# PROMPT
Copy, word for word, the line containing "Serialize everything readable" and each line that follows it in the entries below; pictures do not belong in the copy.

# DATA EXTRACT

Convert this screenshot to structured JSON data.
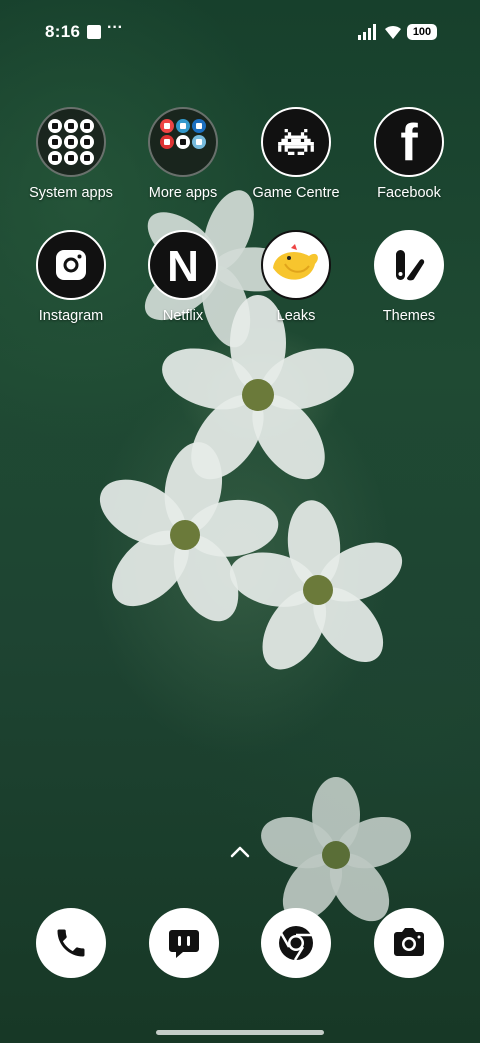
{
  "status_bar": {
    "time": "8:16",
    "extra": "···",
    "battery": "100"
  },
  "apps": [
    {
      "label": "System apps",
      "icon": "folder-icon"
    },
    {
      "label": "More apps",
      "icon": "folder-icon"
    },
    {
      "label": "Game Centre",
      "icon": "space-invader-icon"
    },
    {
      "label": "Facebook",
      "icon": "facebook-icon"
    },
    {
      "label": "Instagram",
      "icon": "instagram-icon"
    },
    {
      "label": "Netflix",
      "icon": "netflix-icon"
    },
    {
      "label": "Leaks",
      "icon": "bird-icon"
    },
    {
      "label": "Themes",
      "icon": "themes-icon"
    }
  ],
  "dock": [
    "phone-icon",
    "messages-icon",
    "chrome-icon",
    "camera-icon"
  ],
  "colors": {
    "wallpaper": "#1f4a33",
    "icon_dark": "#111111",
    "icon_light": "#ffffff",
    "leaks_yellow": "#f7c52e"
  }
}
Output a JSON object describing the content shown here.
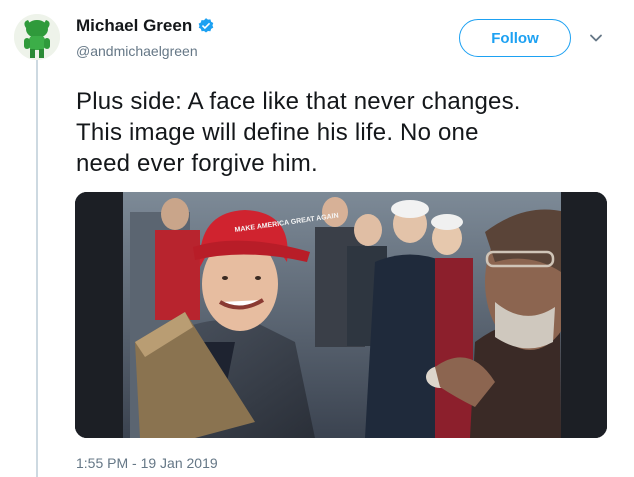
{
  "user": {
    "name": "Michael Green",
    "handle": "@andmichaelgreen",
    "verified": true
  },
  "actions": {
    "follow_label": "Follow"
  },
  "tweet": {
    "text_lines": [
      "Plus side: A face like that never changes.",
      "This image will define his life. No one",
      "need ever forgive him."
    ],
    "timestamp": "1:55 PM - 19 Jan 2019"
  },
  "media": {
    "hat_text": "MAKE AMERICA GREAT AGAIN"
  },
  "colors": {
    "accent": "#1da1f2",
    "text": "#14171a",
    "secondary": "#657786",
    "thread_line": "#cdd9e1"
  }
}
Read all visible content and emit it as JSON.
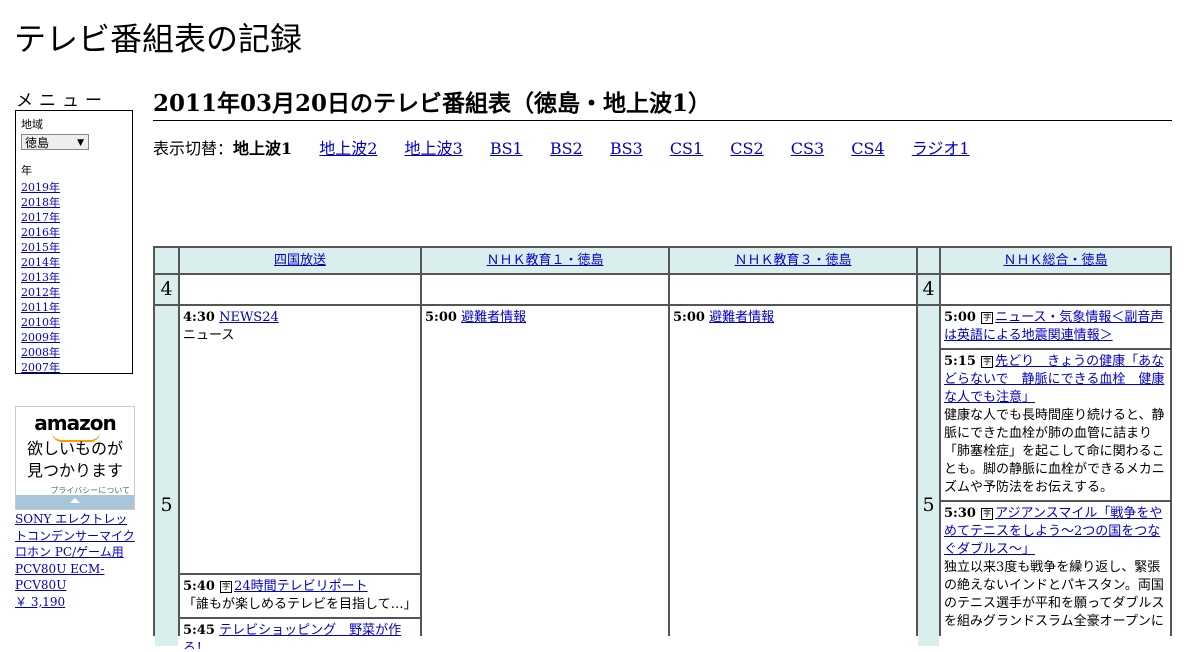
{
  "site": {
    "title": "テレビ番組表の記録"
  },
  "menu": {
    "label": "メニュー",
    "region_label": "地域",
    "region_value": "徳島",
    "year_label": "年",
    "years": [
      "2019年",
      "2018年",
      "2017年",
      "2016年",
      "2015年",
      "2014年",
      "2013年",
      "2012年",
      "2011年",
      "2010年",
      "2009年",
      "2008年",
      "2007年"
    ]
  },
  "ad": {
    "logo": "amazon",
    "line1": "欲しいものが",
    "line2": "見つかります",
    "privacy": "プライバシーについて",
    "product_name": "SONY エレクトレットコンデンサーマイクロホン PC/ゲーム用 PCV80U ECM-PCV80U",
    "product_price": "￥ 3,190"
  },
  "page": {
    "heading": "2011年03月20日のテレビ番組表（徳島・地上波1）",
    "switch_label": "表示切替：",
    "switch_current": "地上波1",
    "switch_links": [
      "地上波2",
      "地上波3",
      "BS1",
      "BS2",
      "BS3",
      "CS1",
      "CS2",
      "CS3",
      "CS4",
      "ラジオ1"
    ]
  },
  "schedule": {
    "channels": [
      "四国放送",
      "ＮＨＫ教育１・徳島",
      "ＮＨＫ教育３・徳島",
      "ＮＨＫ総合・徳島"
    ],
    "hours": [
      "4",
      "5"
    ],
    "col1": [
      {
        "time": "4:30",
        "title": "NEWS24",
        "desc": "ニュース"
      },
      {
        "time": "5:40",
        "title": "24時間テレビリポート",
        "desc": "「誰もが楽しめるテレビを目指して…」"
      },
      {
        "time": "5:45",
        "title": "テレビショッピング　野菜が作る！",
        "desc": ""
      }
    ],
    "col2": [
      {
        "time": "5:00",
        "title": "避難者情報"
      }
    ],
    "col3": [
      {
        "time": "5:00",
        "title": "避難者情報"
      }
    ],
    "col4": [
      {
        "time": "5:00",
        "title": "ニュース・気象情報＜副音声は英語による地震関連情報＞",
        "desc": ""
      },
      {
        "time": "5:15",
        "title": "先どり　きょうの健康「あなどらないで　静脈にできる血栓　健康な人でも注意」",
        "desc": "健康な人でも長時間座り続けると、静脈にできた血栓が肺の血管に詰まり「肺塞栓症」を起こして命に関わることも。脚の静脈に血栓ができるメカニズムや予防法をお伝えする。"
      },
      {
        "time": "5:30",
        "title": "アジアンスマイル「戦争をやめてテニスをしよう～2つの国をつなぐダブルス～」",
        "desc": "独立以来3度も戦争を繰り返し、緊張の絶えないインドとパキスタン。両国のテニス選手が平和を願ってダブルスを組みグランドスラム全豪オープンに"
      }
    ]
  }
}
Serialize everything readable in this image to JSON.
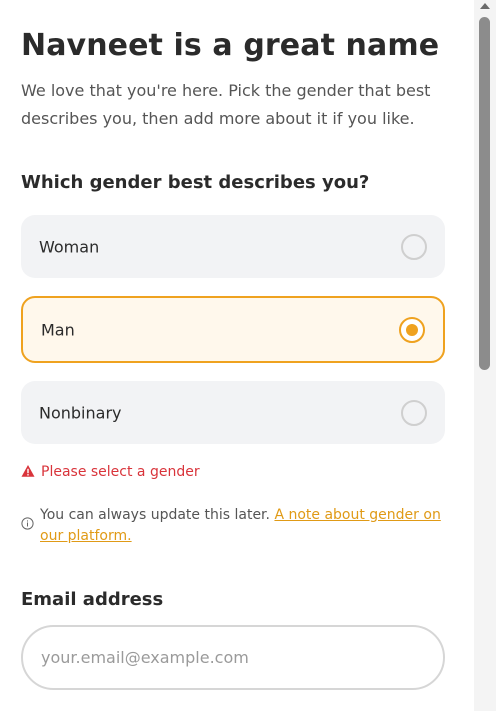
{
  "header": {
    "title": "Navneet is a great name",
    "subtitle": "We love that you're here. Pick the gender that best describes you, then add more about it if you like."
  },
  "gender": {
    "question": "Which gender best describes you?",
    "options": [
      {
        "label": "Woman",
        "selected": false
      },
      {
        "label": "Man",
        "selected": true
      },
      {
        "label": "Nonbinary",
        "selected": false
      }
    ],
    "error": "Please select a gender",
    "info_text": "You can always update this later.",
    "info_link": "A note about gender on our platform."
  },
  "email": {
    "label": "Email address",
    "placeholder": "your.email@example.com",
    "value": ""
  },
  "colors": {
    "accent": "#efa21f",
    "error": "#d9343b",
    "option_bg": "#f2f3f5"
  }
}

# WRITTEN RESPONSE
Serialize everything readable in this image to JSON.
{
  "header": {
    "title": "Navneet is a great name",
    "subtitle": "We love that you're here. Pick the gender that best describes you, then add more about it if you like."
  },
  "gender": {
    "question": "Which gender best describes you?",
    "options": [
      {
        "label": "Woman",
        "selected": false
      },
      {
        "label": "Man",
        "selected": true
      },
      {
        "label": "Nonbinary",
        "selected": false
      }
    ],
    "error": "Please select a gender",
    "info_text": "You can always update this later.",
    "info_link": "A note about gender on our platform."
  },
  "email": {
    "label": "Email address",
    "placeholder": "your.email@example.com",
    "value": ""
  },
  "colors": {
    "accent": "#efa21f",
    "error": "#d9343b",
    "option_bg": "#f2f3f5"
  }
}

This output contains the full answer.